Tucked away on a quiet street in Mayfair, only a few minutes walk from Green Park station, is a little slice of Spain. El Pirata has the buzzy, laidback vibe reminiscent of the typical neighbourhood tapas bars in Barcelona or Madrid.
Although El Pirata is located in one of London’s grandest postcodes, famous for iconic hotels such as The Dorchester and sleek restaurants such as Nobu; El Pirata’s cosy, rustic charm is a welcoming contrast. Set over two floors, the ground floor restaurant seats 35 with 12 at the bar and a black wrought iron spiral staircase leads to a lower ground floor for more private dining for 65.
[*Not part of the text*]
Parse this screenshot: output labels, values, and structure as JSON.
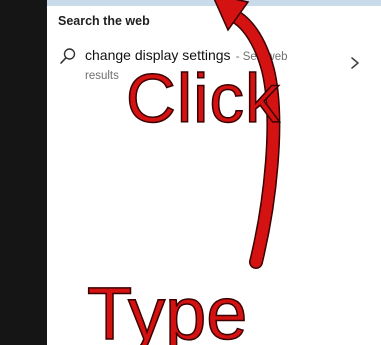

The warm, subdued lighting inside compliments the colourful, framed prints by famous Spanish artists Picasso and Miró covering the walls. The al fresco seating is ideal for dining in the warmer parts of the year. Despite tables being on the street itself, the quiet nature of the road means that you can enjoy a relaxed meal without having to compete with the expected roaring of motors in the foreground. Similarly, the indoor seating, despite being intimate, creates an enjoyable atmosphere where you can still hold a relatively hushed conversation.
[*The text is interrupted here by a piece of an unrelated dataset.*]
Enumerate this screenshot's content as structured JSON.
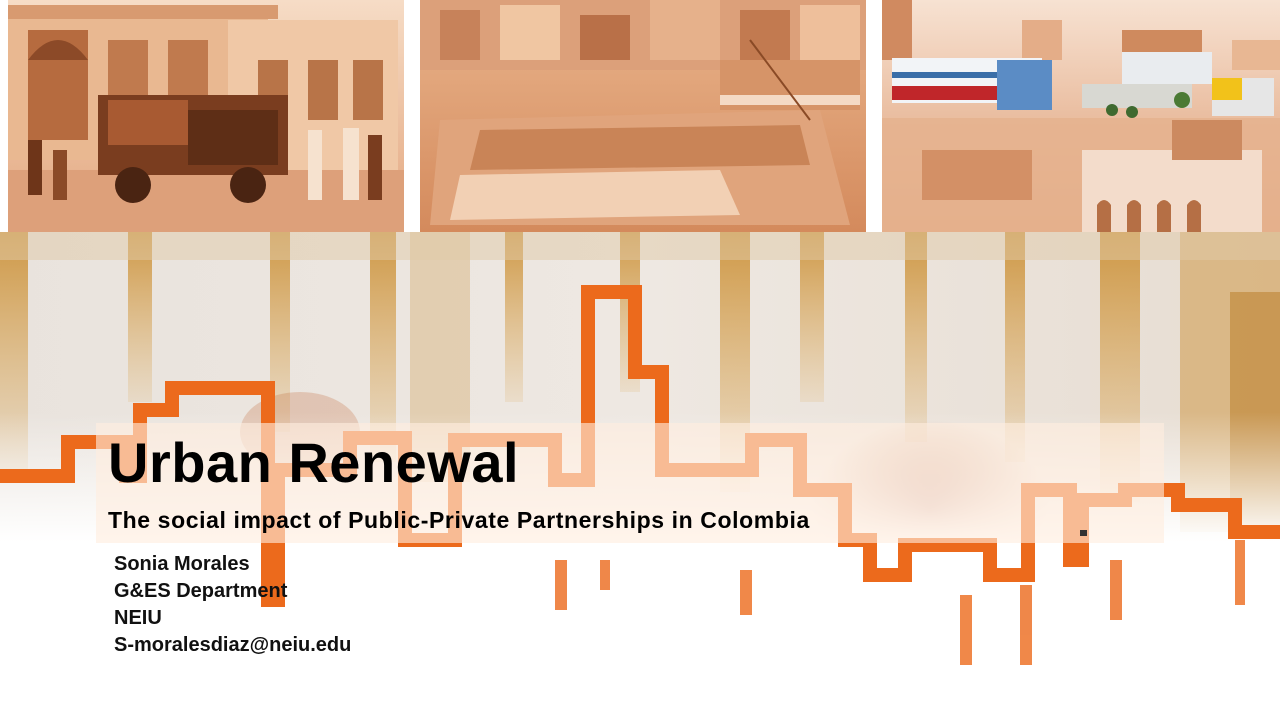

With over 60 different tapas dishes on the menu – including traditional favourites such as shellfish paella and patatas bravas – you’re spoilt for choice when choosing what to eat at El Pirata. The portion sizes are generous for tapas so it is easy to over order if your eyes are bigger than your stomach.
The menu’s influences are spread out from all across Spain. There’s a great deal of fish, seafood, meat, and vegetarian options to choose from on the tapas menu, as well as over 100 Spanish wines – many of which are organic. On the manager’s suggestion, we had the Carqueixal Albarino wine, originating from Rias Baixas (located on the southwestern coast of Galicia, Spain). This smooth and drinkable white wine is filled with intense, elegant aromas and is a perfect palate cleanser in between dishes.
We got stuck in by ordering pan con ali-oli (bread with a garlic mayonnaise dip), which naturally arrived first. This was shortly followed by padrón peppers, tabla de quesos y membrillo (four Spanish cheeses: Manchego, Guadamur, Mahon and Cabrales, served with quince jelly), boquerones (anchovies in vinegar), grilled wild asparagus and Iberian ham (apparently made from the best acorn-fed ‘Black Foot’ pig), as well as some pan con tomate for good measure (I firmly believe you can never have too much bread on the table).
After we had made our way through these plates, we were presented with the patatas bravas (you can judge a good tapas restaurant by how well they do the sauce on this dish), garbanzos con pisto (chickpeas with slow-cooked aubergine, courgettes & peppers; admittedly more of a winter dish but still delicious), and then two types of croquettes – meat and vegetable.
Despite being absolutely stuffed after all of this, I would have loved to try the red pepper stuffed with vegetable risotto and cheese, their chorizo al vino, marinated chicken skewers, and much more. It definitely warrants another visit.
To top it off, the staff at El Pirata are lovely. Warm, welcoming and attentive right from the moment you arrive to the minute you leave, they really do make the dining experience all that more authentic and enjoyable.
Although the dishes may not be particularly inventive, it doesn’t matter, as El Pirata is so confident in it’s approach to traditional comfort-food tapas that it’s no wonder the restaurant has been popular with Londoners for over twenty years. Long may it continue.